More recently, in February 2014 the toy manufacturer BRUDER Spielwaren GmbH + Co. KG devised, commissioned and donated Dreams Come True to the City of Fuerth, Germany. At 3 x 16 metres this monumental sculpture depicts the hands of a child immersed in the colourful play-world of building and construction, complete with an excavator, dumpster and life-sized toy construction workers. Also in the same year, Quinn’s sculptures Love and Emotions were donated for auction, raising more than £300,000 for the Sunrise K’ Foundation for children with glaucoma and the EORTC, the European organisation for the research and treatment of cancer.
Full Circle (2013), Quinn’s fifth solo exhibition at Halcyon Gallery, London, marked a pivotal moment in the artist’s career. Displaying new works interspersed with older and more familiar pieces, the show represented the artist’s experimentation with new materials and themes highlighting his creative development over the last decade. Following the exhibition on New Bond Street which ran the length of the summer, Full Circle was then showcased at Halcyon Gallery, Harrods towards the end of 2013.

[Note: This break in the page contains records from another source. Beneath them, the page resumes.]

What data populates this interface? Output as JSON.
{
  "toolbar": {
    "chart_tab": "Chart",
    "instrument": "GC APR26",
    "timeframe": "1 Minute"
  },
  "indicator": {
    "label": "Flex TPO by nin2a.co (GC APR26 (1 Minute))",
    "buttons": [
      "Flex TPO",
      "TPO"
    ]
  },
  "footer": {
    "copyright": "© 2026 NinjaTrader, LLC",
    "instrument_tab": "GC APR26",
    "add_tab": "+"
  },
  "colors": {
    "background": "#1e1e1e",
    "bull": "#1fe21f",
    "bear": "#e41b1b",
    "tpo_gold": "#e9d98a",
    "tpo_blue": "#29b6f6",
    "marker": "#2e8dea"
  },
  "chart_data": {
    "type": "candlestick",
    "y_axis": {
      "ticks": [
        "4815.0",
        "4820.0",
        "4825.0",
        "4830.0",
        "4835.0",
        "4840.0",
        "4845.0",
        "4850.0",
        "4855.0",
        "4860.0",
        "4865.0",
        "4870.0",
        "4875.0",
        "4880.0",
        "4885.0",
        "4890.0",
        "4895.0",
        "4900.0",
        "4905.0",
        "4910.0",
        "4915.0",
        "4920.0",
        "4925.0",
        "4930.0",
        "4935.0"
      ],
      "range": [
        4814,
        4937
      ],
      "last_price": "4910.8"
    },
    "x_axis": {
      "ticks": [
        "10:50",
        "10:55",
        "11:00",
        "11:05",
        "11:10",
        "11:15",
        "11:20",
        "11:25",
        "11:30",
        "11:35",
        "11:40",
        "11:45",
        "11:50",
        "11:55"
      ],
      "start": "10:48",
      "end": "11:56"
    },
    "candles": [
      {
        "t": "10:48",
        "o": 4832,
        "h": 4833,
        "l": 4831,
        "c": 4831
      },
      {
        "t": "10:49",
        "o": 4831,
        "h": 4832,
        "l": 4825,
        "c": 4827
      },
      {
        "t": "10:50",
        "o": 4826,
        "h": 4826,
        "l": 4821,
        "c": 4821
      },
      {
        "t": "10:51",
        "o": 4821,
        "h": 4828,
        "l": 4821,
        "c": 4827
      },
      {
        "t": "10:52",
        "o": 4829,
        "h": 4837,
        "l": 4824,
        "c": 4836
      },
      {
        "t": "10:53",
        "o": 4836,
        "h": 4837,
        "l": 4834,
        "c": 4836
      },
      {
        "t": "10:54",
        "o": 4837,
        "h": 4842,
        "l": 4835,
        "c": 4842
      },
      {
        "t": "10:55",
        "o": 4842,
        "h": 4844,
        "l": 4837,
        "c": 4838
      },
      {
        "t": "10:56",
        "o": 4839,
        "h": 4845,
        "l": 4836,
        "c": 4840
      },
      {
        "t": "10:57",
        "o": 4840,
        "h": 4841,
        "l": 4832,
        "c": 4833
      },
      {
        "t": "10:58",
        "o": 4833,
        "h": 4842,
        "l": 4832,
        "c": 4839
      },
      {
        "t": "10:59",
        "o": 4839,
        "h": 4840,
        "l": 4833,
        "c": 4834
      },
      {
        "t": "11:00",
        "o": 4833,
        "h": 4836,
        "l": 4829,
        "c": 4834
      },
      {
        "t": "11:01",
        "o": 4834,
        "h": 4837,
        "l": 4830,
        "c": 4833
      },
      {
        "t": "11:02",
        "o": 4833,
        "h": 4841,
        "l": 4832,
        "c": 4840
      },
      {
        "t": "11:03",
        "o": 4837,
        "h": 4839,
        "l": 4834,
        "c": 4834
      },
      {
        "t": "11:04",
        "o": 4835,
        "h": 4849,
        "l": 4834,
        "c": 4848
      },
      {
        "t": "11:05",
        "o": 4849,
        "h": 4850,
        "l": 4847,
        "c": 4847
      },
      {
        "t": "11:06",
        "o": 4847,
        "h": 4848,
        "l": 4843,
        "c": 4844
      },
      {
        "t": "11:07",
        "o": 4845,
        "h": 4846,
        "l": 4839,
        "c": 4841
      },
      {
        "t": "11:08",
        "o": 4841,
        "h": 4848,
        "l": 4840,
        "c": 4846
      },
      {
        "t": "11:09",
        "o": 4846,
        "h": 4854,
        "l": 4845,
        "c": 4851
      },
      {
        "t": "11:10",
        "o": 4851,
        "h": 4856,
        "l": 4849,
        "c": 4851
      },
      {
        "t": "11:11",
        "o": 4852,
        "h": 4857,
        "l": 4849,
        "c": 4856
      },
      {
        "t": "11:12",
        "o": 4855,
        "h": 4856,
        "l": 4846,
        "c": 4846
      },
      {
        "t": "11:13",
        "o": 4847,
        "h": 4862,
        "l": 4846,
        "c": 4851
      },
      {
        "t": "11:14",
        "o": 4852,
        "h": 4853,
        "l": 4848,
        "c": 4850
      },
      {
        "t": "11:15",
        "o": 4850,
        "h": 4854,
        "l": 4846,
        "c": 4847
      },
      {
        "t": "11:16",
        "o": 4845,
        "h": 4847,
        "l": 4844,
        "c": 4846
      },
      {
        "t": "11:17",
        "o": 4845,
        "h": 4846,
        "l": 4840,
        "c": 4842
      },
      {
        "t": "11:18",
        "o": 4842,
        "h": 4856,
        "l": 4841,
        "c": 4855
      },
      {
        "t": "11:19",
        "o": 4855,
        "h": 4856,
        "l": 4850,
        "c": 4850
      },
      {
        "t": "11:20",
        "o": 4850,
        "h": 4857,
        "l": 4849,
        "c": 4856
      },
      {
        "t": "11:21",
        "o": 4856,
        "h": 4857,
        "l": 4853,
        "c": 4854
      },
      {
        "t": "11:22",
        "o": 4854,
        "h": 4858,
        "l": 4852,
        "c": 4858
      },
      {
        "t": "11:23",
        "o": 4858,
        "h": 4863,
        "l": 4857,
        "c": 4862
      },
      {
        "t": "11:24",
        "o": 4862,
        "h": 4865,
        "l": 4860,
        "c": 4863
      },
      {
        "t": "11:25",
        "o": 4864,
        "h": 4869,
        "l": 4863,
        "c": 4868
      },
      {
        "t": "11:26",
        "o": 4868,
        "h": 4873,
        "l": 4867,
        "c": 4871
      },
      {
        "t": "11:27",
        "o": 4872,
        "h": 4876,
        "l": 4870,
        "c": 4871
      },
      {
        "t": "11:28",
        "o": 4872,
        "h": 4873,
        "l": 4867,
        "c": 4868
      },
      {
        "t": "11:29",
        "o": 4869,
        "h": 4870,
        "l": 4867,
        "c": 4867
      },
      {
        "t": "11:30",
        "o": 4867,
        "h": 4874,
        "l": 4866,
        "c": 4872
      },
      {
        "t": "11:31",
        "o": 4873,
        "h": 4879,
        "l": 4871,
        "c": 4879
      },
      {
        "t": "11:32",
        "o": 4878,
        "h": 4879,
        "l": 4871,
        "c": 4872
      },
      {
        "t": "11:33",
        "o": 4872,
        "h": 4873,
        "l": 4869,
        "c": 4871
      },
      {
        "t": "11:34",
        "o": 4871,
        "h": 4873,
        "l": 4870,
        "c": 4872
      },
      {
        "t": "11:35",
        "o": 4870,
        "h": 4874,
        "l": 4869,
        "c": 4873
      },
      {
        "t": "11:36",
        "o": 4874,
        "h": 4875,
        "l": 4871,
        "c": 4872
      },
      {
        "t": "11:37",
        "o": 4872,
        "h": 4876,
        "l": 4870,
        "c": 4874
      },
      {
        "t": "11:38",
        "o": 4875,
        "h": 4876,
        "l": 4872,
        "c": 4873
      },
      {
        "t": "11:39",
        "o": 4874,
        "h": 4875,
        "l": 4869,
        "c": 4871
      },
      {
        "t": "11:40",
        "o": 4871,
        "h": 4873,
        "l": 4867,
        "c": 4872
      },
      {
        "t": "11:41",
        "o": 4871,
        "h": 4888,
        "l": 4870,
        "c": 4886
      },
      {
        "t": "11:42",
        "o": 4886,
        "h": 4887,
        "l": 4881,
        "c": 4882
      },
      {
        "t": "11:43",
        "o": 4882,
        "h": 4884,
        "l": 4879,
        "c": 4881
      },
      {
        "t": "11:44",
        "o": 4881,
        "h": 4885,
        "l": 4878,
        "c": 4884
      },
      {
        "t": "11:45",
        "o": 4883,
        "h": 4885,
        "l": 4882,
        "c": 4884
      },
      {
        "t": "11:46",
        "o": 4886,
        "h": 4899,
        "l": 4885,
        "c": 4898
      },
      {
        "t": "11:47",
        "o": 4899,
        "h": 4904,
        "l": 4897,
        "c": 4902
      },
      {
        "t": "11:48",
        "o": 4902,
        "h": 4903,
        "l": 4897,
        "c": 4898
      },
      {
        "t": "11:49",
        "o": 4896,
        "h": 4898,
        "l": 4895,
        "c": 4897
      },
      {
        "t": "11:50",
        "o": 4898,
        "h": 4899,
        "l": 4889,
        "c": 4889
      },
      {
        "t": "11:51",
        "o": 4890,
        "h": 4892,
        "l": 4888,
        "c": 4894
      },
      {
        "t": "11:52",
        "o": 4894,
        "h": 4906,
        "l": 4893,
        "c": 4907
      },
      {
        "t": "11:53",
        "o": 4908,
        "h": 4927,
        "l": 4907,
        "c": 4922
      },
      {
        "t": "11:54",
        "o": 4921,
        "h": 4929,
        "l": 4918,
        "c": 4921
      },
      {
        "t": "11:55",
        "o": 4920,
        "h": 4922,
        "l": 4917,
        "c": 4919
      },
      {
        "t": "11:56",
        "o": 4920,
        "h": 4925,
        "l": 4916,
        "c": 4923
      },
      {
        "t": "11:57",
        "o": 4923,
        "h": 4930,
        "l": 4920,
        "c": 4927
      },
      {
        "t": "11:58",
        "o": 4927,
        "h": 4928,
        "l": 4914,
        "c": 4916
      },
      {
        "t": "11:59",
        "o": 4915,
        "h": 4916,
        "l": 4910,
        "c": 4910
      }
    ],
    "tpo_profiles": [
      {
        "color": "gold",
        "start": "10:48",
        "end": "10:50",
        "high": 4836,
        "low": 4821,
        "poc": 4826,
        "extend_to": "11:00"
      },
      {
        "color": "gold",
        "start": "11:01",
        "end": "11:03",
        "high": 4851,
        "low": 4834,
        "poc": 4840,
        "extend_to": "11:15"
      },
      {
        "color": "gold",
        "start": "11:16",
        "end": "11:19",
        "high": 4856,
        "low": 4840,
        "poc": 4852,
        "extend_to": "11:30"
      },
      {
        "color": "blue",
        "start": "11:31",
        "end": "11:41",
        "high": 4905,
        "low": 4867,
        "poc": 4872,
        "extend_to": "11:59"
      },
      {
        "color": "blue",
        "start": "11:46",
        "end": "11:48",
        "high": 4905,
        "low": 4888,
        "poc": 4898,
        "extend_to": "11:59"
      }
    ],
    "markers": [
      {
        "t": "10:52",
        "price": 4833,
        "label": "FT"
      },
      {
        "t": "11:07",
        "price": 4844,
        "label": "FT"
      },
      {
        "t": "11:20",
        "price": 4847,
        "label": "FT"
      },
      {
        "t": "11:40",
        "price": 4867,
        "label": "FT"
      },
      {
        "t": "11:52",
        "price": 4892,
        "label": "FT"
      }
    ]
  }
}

Throughout 2013 and 2014, Quinn exhibited at a number of important international art fairs including Art Monaco ’13; Art Palm Beach; Miami International Art Fair; PINTA, London; SCOPE, New York and Art Toronto, Canada. During this period the artist was also awarded several public placements, including the installation of new works Tight Rope II and The Four Loves (alongside The Force of Nature II), on the island of Ibiza in 2013. In December 2014, Quinn returned to Park Lane to unveil Harmony, his unique interpretation of the traditional Yin and Yang symbol. Displayed in the UK for the first time, the monumental piece measures 3m in height, and is cast in polished aluminum and stainless steel.
In April 2015, Halcyon Gallery announced its partnership with Gallery Odyssey in association with the Indiabulls Group in Mumbai, with the inaugural exhibition In the Hands of Lorenzo Quinn. The first time Quinn’s work has been exhibited in India, this career defining show runs throughout the summer while such monumental works as Leap of Faith, The Force of Nature II and Love are displayed to the public within the grounds of the Indiabulls headquarters in Mumbai as part of its commitment to supporting art and cultural programmes locally and internationally.
Art historian and curator Consuelo Císcar Casabán describes Quinn’s work as ‘profound, spiritual and existential because it deals with the passions we experience as humans and the questions we pose in the silence about ultimate truth…. these are sculptures based on great myths, referring to the broad themes that recur in our civilisation and cut across distinctions of culture and time.’